== Try it ==
Pull every line containing "wakes" out of the listing below.

== Provided records ==
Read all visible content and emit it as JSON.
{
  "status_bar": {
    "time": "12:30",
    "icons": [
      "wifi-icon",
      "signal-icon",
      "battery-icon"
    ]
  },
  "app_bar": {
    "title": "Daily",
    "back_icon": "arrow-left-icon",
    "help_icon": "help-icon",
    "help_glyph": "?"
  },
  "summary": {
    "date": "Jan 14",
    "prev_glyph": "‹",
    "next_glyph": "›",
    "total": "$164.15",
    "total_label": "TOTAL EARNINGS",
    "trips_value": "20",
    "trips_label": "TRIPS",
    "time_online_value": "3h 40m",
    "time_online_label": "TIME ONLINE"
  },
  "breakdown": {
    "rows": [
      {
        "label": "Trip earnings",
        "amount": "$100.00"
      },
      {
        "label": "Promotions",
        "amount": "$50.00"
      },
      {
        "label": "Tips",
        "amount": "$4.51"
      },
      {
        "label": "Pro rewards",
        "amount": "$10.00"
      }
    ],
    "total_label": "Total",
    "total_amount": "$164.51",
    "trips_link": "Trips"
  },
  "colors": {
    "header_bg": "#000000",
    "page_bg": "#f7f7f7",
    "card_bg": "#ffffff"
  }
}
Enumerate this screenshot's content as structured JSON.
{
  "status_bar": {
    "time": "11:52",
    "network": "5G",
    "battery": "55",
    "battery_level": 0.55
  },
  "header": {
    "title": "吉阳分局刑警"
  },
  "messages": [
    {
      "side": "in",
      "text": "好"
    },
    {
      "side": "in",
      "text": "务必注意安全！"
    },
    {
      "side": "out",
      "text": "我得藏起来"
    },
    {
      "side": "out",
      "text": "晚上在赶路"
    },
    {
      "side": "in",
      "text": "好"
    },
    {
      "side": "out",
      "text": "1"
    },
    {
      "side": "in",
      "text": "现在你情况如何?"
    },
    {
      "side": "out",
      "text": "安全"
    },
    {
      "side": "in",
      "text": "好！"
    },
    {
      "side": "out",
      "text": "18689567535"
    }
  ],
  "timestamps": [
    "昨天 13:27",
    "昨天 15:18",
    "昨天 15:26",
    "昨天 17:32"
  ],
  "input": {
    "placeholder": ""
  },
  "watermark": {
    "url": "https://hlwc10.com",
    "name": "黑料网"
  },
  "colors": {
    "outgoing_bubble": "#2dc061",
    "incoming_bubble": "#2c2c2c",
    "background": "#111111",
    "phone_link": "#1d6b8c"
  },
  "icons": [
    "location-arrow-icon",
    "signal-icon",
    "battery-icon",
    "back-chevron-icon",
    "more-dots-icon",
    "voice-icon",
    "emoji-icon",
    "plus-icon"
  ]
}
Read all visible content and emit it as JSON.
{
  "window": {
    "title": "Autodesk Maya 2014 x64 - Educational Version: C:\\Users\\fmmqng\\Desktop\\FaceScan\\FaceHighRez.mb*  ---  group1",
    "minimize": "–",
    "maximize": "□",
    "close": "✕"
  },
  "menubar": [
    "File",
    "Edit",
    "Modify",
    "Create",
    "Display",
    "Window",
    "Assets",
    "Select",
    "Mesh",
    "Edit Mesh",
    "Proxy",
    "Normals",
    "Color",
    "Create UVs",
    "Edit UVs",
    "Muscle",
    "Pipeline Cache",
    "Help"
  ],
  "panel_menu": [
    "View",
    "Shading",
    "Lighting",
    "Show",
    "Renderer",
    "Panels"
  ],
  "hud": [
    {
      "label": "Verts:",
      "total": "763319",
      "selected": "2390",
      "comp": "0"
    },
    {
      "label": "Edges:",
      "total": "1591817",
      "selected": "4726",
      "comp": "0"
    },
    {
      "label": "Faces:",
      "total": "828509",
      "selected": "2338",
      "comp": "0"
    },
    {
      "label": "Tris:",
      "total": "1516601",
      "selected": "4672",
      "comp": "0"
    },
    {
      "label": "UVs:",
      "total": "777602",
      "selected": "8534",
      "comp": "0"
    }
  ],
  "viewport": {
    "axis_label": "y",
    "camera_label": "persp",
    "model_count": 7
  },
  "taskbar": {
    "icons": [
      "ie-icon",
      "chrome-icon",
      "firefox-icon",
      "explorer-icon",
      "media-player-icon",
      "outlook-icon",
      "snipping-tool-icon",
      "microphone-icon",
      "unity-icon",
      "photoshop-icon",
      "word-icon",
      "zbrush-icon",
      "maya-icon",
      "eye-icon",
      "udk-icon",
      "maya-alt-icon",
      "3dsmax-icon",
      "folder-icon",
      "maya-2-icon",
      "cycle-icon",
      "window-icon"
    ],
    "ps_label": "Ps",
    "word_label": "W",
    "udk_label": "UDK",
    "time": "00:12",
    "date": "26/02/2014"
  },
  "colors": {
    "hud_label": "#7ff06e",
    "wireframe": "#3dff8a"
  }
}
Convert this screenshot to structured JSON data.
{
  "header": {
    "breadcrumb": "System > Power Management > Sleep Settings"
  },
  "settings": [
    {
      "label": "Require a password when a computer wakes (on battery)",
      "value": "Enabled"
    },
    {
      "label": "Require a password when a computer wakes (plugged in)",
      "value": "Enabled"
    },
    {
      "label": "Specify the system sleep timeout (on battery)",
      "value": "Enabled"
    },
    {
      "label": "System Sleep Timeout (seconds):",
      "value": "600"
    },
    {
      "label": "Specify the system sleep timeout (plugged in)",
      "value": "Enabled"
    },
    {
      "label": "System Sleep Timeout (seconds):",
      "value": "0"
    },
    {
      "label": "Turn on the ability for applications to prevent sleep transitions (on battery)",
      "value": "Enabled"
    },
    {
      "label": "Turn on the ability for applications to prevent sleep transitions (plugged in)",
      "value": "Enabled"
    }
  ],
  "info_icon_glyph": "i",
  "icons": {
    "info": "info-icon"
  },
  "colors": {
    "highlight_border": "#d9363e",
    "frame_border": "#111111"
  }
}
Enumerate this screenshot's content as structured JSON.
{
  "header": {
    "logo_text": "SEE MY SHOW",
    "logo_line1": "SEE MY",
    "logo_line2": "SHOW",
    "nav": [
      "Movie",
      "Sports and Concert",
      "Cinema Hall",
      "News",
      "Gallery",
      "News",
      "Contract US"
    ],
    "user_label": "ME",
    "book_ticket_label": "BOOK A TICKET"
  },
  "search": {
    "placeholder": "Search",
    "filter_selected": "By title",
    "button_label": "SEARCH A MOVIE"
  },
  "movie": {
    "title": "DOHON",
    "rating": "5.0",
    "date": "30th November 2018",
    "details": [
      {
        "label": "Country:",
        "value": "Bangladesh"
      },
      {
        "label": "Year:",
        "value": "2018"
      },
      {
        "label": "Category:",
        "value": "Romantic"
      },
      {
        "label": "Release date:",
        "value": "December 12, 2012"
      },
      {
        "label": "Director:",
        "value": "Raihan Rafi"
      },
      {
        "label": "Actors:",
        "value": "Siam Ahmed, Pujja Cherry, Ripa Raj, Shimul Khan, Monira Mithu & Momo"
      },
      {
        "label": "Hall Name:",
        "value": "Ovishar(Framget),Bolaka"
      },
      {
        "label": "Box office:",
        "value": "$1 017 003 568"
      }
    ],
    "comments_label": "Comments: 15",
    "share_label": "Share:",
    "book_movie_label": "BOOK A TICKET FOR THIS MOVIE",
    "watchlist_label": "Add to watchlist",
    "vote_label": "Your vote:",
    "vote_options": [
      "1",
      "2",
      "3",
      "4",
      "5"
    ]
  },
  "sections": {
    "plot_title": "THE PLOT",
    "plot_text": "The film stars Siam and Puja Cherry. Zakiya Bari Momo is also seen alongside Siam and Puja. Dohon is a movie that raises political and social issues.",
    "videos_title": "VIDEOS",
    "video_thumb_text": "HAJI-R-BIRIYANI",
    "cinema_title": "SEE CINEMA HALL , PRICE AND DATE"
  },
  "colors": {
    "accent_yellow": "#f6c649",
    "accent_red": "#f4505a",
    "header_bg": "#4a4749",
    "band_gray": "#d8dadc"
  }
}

== Written reply ==
      "label": "Require a password when a computer wakes (on battery)",
      "label": "Require a password when a computer wakes (plugged in)",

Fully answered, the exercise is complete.